§ **Activity**
Return all of the listing word for word; the pictures stay out.

--------

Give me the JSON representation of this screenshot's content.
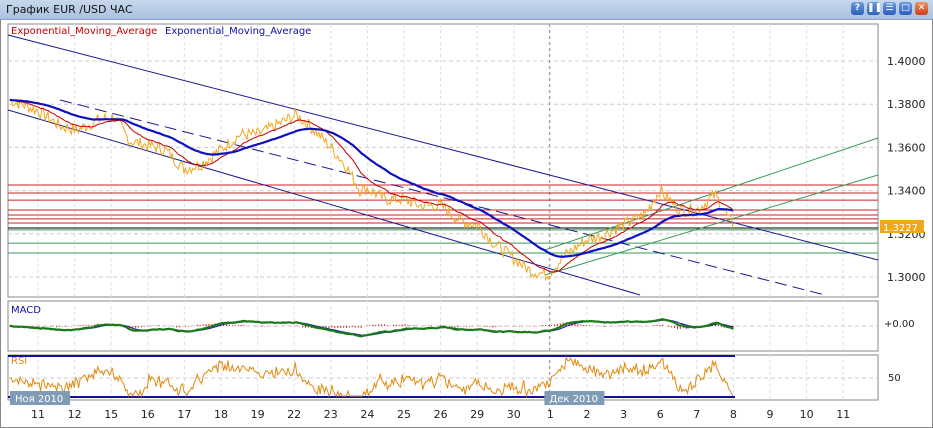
{
  "window": {
    "title": "График EUR /USD  ЧАС",
    "buttons": [
      "?",
      "❚❚",
      "☰",
      "□",
      "✕"
    ]
  },
  "legend": {
    "ema1": "Exponential_Moving_Average",
    "ema2": "Exponential_Moving_Average",
    "ema1_color": "#c00000",
    "ema2_color": "#1010a0"
  },
  "current_price": "1.3227",
  "chart_data": {
    "type": "line",
    "title": "EUR/USD H1",
    "y_ticks": [
      "1.4000",
      "1.3800",
      "1.3600",
      "1.3400",
      "1.3200",
      "1.3000"
    ],
    "y_tick_values": [
      1.4,
      1.38,
      1.36,
      1.34,
      1.32,
      1.3
    ],
    "ylim": [
      1.283,
      1.4155
    ],
    "x_ticks": [
      "11",
      "12",
      "15",
      "16",
      "17",
      "18",
      "19",
      "22",
      "23",
      "24",
      "25",
      "26",
      "29",
      "30",
      "1",
      "2",
      "3",
      "6",
      "7",
      "8",
      "9",
      "10",
      "11"
    ],
    "month_labels": [
      {
        "text": "Ноя 2010",
        "at": 0
      },
      {
        "text": "Дек 2010",
        "at": 14
      }
    ],
    "price": [
      [
        -0.77,
        1.382
      ],
      [
        0,
        1.377
      ],
      [
        0.6,
        1.37
      ],
      [
        1.07,
        1.368
      ],
      [
        1.69,
        1.373
      ],
      [
        2.08,
        1.374
      ],
      [
        2.51,
        1.363
      ],
      [
        2.98,
        1.361
      ],
      [
        3.47,
        1.359
      ],
      [
        3.99,
        1.35
      ],
      [
        4.43,
        1.352
      ],
      [
        5.0,
        1.359
      ],
      [
        5.52,
        1.366
      ],
      [
        6.01,
        1.366
      ],
      [
        6.48,
        1.37
      ],
      [
        7.05,
        1.375
      ],
      [
        7.43,
        1.37
      ],
      [
        7.95,
        1.361
      ],
      [
        8.39,
        1.352
      ],
      [
        8.8,
        1.34
      ],
      [
        8.99,
        1.341
      ],
      [
        9.48,
        1.336
      ],
      [
        10,
        1.336
      ],
      [
        10.44,
        1.333
      ],
      [
        11.01,
        1.333
      ],
      [
        11.53,
        1.326
      ],
      [
        12.02,
        1.324
      ],
      [
        12.49,
        1.315
      ],
      [
        12.9,
        1.31
      ],
      [
        13.44,
        1.303
      ],
      [
        13.93,
        1.301
      ],
      [
        14.4,
        1.31
      ],
      [
        14.97,
        1.317
      ],
      [
        15.36,
        1.319
      ],
      [
        15.98,
        1.324
      ],
      [
        16.58,
        1.329
      ],
      [
        16.99,
        1.34
      ],
      [
        17.54,
        1.331
      ],
      [
        18.0,
        1.331
      ],
      [
        18.5,
        1.338
      ],
      [
        19.02,
        1.3227
      ]
    ],
    "horizontal_levels_red": [
      1.3426,
      1.3389,
      1.3356,
      1.331,
      1.3287,
      1.3269,
      1.325
    ],
    "horizontal_levels_green": [
      1.3218,
      1.3157,
      1.3111
    ],
    "macd": {
      "label": "MACD",
      "zero_label": "+0.00"
    },
    "rsi": {
      "label": "RSI",
      "mid_label": "50"
    }
  }
}
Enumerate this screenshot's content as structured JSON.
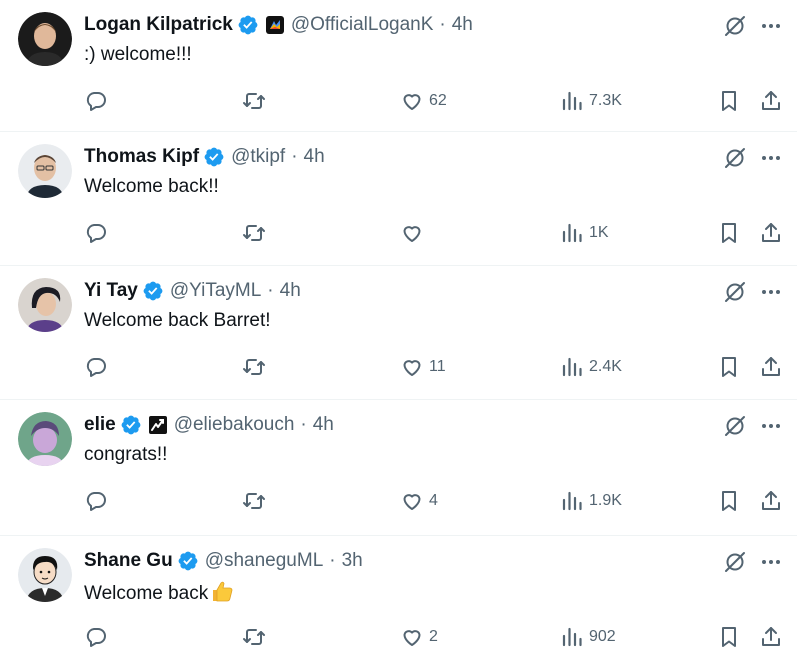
{
  "tweets": [
    {
      "name": "Logan Kilpatrick",
      "handle": "@OfficialLoganK",
      "time": "4h",
      "text": ":) welcome!!!",
      "avatar_icon": "person-photo",
      "affiliation_icon": "affiliate-badge",
      "counts": {
        "replies": "",
        "retweets": "",
        "likes": "62",
        "views": "7.3K"
      }
    },
    {
      "name": "Thomas Kipf",
      "handle": "@tkipf",
      "time": "4h",
      "text": "Welcome back!!",
      "avatar_icon": "person-photo",
      "counts": {
        "replies": "",
        "retweets": "",
        "likes": "",
        "views": "1K"
      }
    },
    {
      "name": "Yi Tay",
      "handle": "@YiTayML",
      "time": "4h",
      "text": "Welcome back Barret!",
      "avatar_icon": "person-photo",
      "counts": {
        "replies": "",
        "retweets": "",
        "likes": "11",
        "views": "2.4K"
      }
    },
    {
      "name": "elie",
      "handle": "@eliebakouch",
      "time": "4h",
      "text": "congrats!!",
      "avatar_icon": "person-photo",
      "affiliation_icon": "affiliate-badge",
      "counts": {
        "replies": "",
        "retweets": "",
        "likes": "4",
        "views": "1.9K"
      }
    },
    {
      "name": "Shane Gu",
      "handle": "@shaneguML",
      "time": "3h",
      "text": "Welcome back",
      "text_emoji": "thumbs-up-emoji",
      "avatar_icon": "cartoon-avatar",
      "counts": {
        "replies": "",
        "retweets": "",
        "likes": "2",
        "views": "902"
      }
    }
  ],
  "colors": {
    "text_primary": "#0f1419",
    "text_secondary": "#536471",
    "verified_blue": "#1d9bf0",
    "divider": "#eff3f4"
  },
  "icons": [
    "verified-badge-icon",
    "grok-icon",
    "more-icon",
    "reply-icon",
    "retweet-icon",
    "like-icon",
    "views-icon",
    "bookmark-icon",
    "share-icon"
  ]
}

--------

§ **Reply to the exercise**
Give me the JSON representation of this screenshot's content.
{
  "window": {
    "title": "График EUR /USD  ЧАС",
    "buttons": [
      "?",
      "❚❚",
      "☰",
      "□",
      "✕"
    ]
  },
  "legend": {
    "ema1": "Exponential_Moving_Average",
    "ema2": "Exponential_Moving_Average",
    "ema1_color": "#c00000",
    "ema2_color": "#1010a0"
  },
  "current_price": "1.3227",
  "chart_data": {
    "type": "line",
    "title": "EUR/USD H1",
    "y_ticks": [
      "1.4000",
      "1.3800",
      "1.3600",
      "1.3400",
      "1.3200",
      "1.3000"
    ],
    "y_tick_values": [
      1.4,
      1.38,
      1.36,
      1.34,
      1.32,
      1.3
    ],
    "ylim": [
      1.283,
      1.4155
    ],
    "x_ticks": [
      "11",
      "12",
      "15",
      "16",
      "17",
      "18",
      "19",
      "22",
      "23",
      "24",
      "25",
      "26",
      "29",
      "30",
      "1",
      "2",
      "3",
      "6",
      "7",
      "8",
      "9",
      "10",
      "11"
    ],
    "month_labels": [
      {
        "text": "Ноя 2010",
        "at": 0
      },
      {
        "text": "Дек 2010",
        "at": 14
      }
    ],
    "price": [
      [
        -0.77,
        1.382
      ],
      [
        0,
        1.377
      ],
      [
        0.6,
        1.37
      ],
      [
        1.07,
        1.368
      ],
      [
        1.69,
        1.373
      ],
      [
        2.08,
        1.374
      ],
      [
        2.51,
        1.363
      ],
      [
        2.98,
        1.361
      ],
      [
        3.47,
        1.359
      ],
      [
        3.99,
        1.35
      ],
      [
        4.43,
        1.352
      ],
      [
        5.0,
        1.359
      ],
      [
        5.52,
        1.366
      ],
      [
        6.01,
        1.366
      ],
      [
        6.48,
        1.37
      ],
      [
        7.05,
        1.375
      ],
      [
        7.43,
        1.37
      ],
      [
        7.95,
        1.361
      ],
      [
        8.39,
        1.352
      ],
      [
        8.8,
        1.34
      ],
      [
        8.99,
        1.341
      ],
      [
        9.48,
        1.336
      ],
      [
        10,
        1.336
      ],
      [
        10.44,
        1.333
      ],
      [
        11.01,
        1.333
      ],
      [
        11.53,
        1.326
      ],
      [
        12.02,
        1.324
      ],
      [
        12.49,
        1.315
      ],
      [
        12.9,
        1.31
      ],
      [
        13.44,
        1.303
      ],
      [
        13.93,
        1.301
      ],
      [
        14.4,
        1.31
      ],
      [
        14.97,
        1.317
      ],
      [
        15.36,
        1.319
      ],
      [
        15.98,
        1.324
      ],
      [
        16.58,
        1.329
      ],
      [
        16.99,
        1.34
      ],
      [
        17.54,
        1.331
      ],
      [
        18.0,
        1.331
      ],
      [
        18.5,
        1.338
      ],
      [
        19.02,
        1.3227
      ]
    ],
    "horizontal_levels_red": [
      1.3426,
      1.3389,
      1.3356,
      1.331,
      1.3287,
      1.3269,
      1.325
    ],
    "horizontal_levels_green": [
      1.3218,
      1.3157,
      1.3111
    ],
    "macd": {
      "label": "MACD",
      "zero_label": "+0.00"
    },
    "rsi": {
      "label": "RSI",
      "mid_label": "50"
    }
  }
}
Enumerate this screenshot's content as structured JSON.
{
  "tweets": [
    {
      "name": "Logan Kilpatrick",
      "handle": "@OfficialLoganK",
      "time": "4h",
      "text": ":) welcome!!!",
      "avatar_icon": "person-photo",
      "affiliation_icon": "affiliate-badge",
      "counts": {
        "replies": "",
        "retweets": "",
        "likes": "62",
        "views": "7.3K"
      }
    },
    {
      "name": "Thomas Kipf",
      "handle": "@tkipf",
      "time": "4h",
      "text": "Welcome back!!",
      "avatar_icon": "person-photo",
      "counts": {
        "replies": "",
        "retweets": "",
        "likes": "",
        "views": "1K"
      }
    },
    {
      "name": "Yi Tay",
      "handle": "@YiTayML",
      "time": "4h",
      "text": "Welcome back Barret!",
      "avatar_icon": "person-photo",
      "counts": {
        "replies": "",
        "retweets": "",
        "likes": "11",
        "views": "2.4K"
      }
    },
    {
      "name": "elie",
      "handle": "@eliebakouch",
      "time": "4h",
      "text": "congrats!!",
      "avatar_icon": "person-photo",
      "affiliation_icon": "affiliate-badge",
      "counts": {
        "replies": "",
        "retweets": "",
        "likes": "4",
        "views": "1.9K"
      }
    },
    {
      "name": "Shane Gu",
      "handle": "@shaneguML",
      "time": "3h",
      "text": "Welcome back",
      "text_emoji": "thumbs-up-emoji",
      "avatar_icon": "cartoon-avatar",
      "counts": {
        "replies": "",
        "retweets": "",
        "likes": "2",
        "views": "902"
      }
    }
  ],
  "colors": {
    "text_primary": "#0f1419",
    "text_secondary": "#536471",
    "verified_blue": "#1d9bf0",
    "divider": "#eff3f4"
  },
  "icons": [
    "verified-badge-icon",
    "grok-icon",
    "more-icon",
    "reply-icon",
    "retweet-icon",
    "like-icon",
    "views-icon",
    "bookmark-icon",
    "share-icon"
  ]
}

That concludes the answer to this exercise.